- Nebraska Ice is the nickname for “Two Dimensional Bilayer Ice I” — a form of water that contracts instead of expanding when freezing. Three dimensional ice has 15 known crystalline forms, and two dimensional ice has 2 known frozen structures. [url]
If you’d like to read more awesome and interesting stuff, check out this unrelated (but not entirely random!) Techdirt post via StumbleUpon.
Filed Under: chemistry, dihydrogen monoxide, ice, nebraska ice, science, supercooling, water
Comments on “DailyDirt: We're Still Discovering New Forms Of Water”
Here is a cool party trick with my favorite form of water…
What a waste of, well, lousy beer.*

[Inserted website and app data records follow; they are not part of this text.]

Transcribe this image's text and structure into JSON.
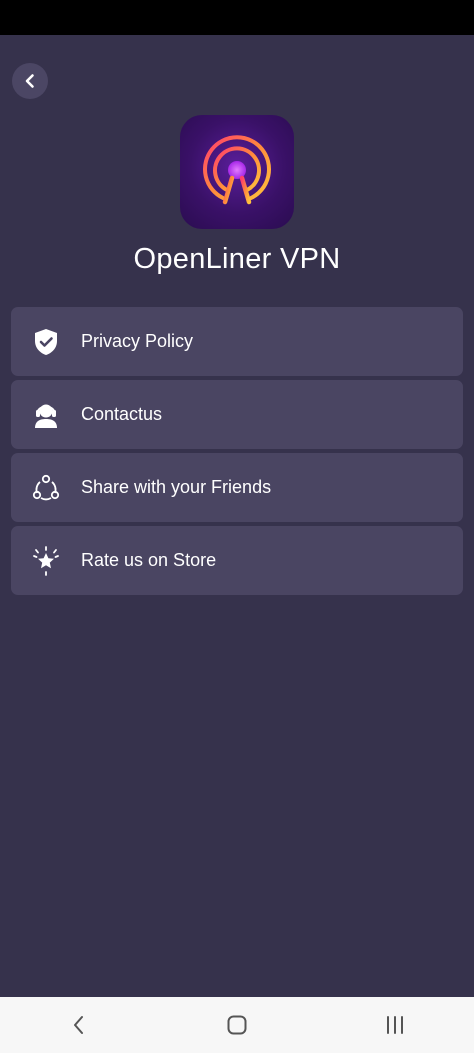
{
  "app": {
    "title": "OpenLiner VPN"
  },
  "menu": [
    {
      "label": "Privacy Policy",
      "icon": "shield-check-icon"
    },
    {
      "label": "Contactus",
      "icon": "headset-support-icon"
    },
    {
      "label": "Share with your Friends",
      "icon": "share-network-icon"
    },
    {
      "label": "Rate us on Store",
      "icon": "star-sparkle-icon"
    }
  ],
  "colors": {
    "background": "#36324c",
    "card": "#4a4562",
    "text": "#ffffff"
  },
  "navigation": {
    "back": "back-icon",
    "home": "home-icon",
    "recents": "recents-icon"
  }
}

*Lousy beer defined as any beer that requires the addition of a seasoning agent, ie: citrus ((like wedge of lime or lemon or a squeeze of something in the beer(citrus is one of the four basic seasonings along with pepper (freshly ground, please), salt, and MSG) (the purpose of seasoning is to enhance the flavor in other foods, ie: ‘bring out’ the flavor and should not be tasted in or of themselves, unless purposefully so, according to classical thinking), other things spices, herbs, sauces, and everything else is some derivation of flavor enhancement or additive)) Now, beers made from fruit, or that stand on their own, yet become different with some additions are a different story.
OK, I am prejudiced, and have a preference for, in this order, Pilsners, high alcohol IPA’s, IPA’s, other Ales and derivations, Stout (must be ‘chew-able’), then lastly full bodied lagers. Which eliminates about 90% of all American brews (by a guesetimate of volume sold, not number of breweries (big fan of craft beer, small brewery or other peoples brewing)) which leaves out each and every one of the ‘top selling’ beers in the US (sorry, last checked that fact about 20 years ago).
TIL water is not organic
it’s not organic
While fact checking this, today I learned that the split in the periodic table isn’t into metal/organic, it is into metal/non-metal.
I always thought organic compounds were those including the top right corner elements (which would include water) but in fact organic compounds are those that include carbon (so water is in fact not organic)
Re: TIL water is not organic
Unless Congress or your state government passes a law making it “organic” 🙂
Re: TIL water is not organic
Compounds do not appear in the periodic table at all. Only elements do. Try as hard as you might, you won’t find water anywhere there.
Re: Re: TIL water is not organic
I think he meant that he understood organic compounds as being those compounds which include one or more of the elements in the top-right corner, and that since water does include such an element, it would be an organic compound.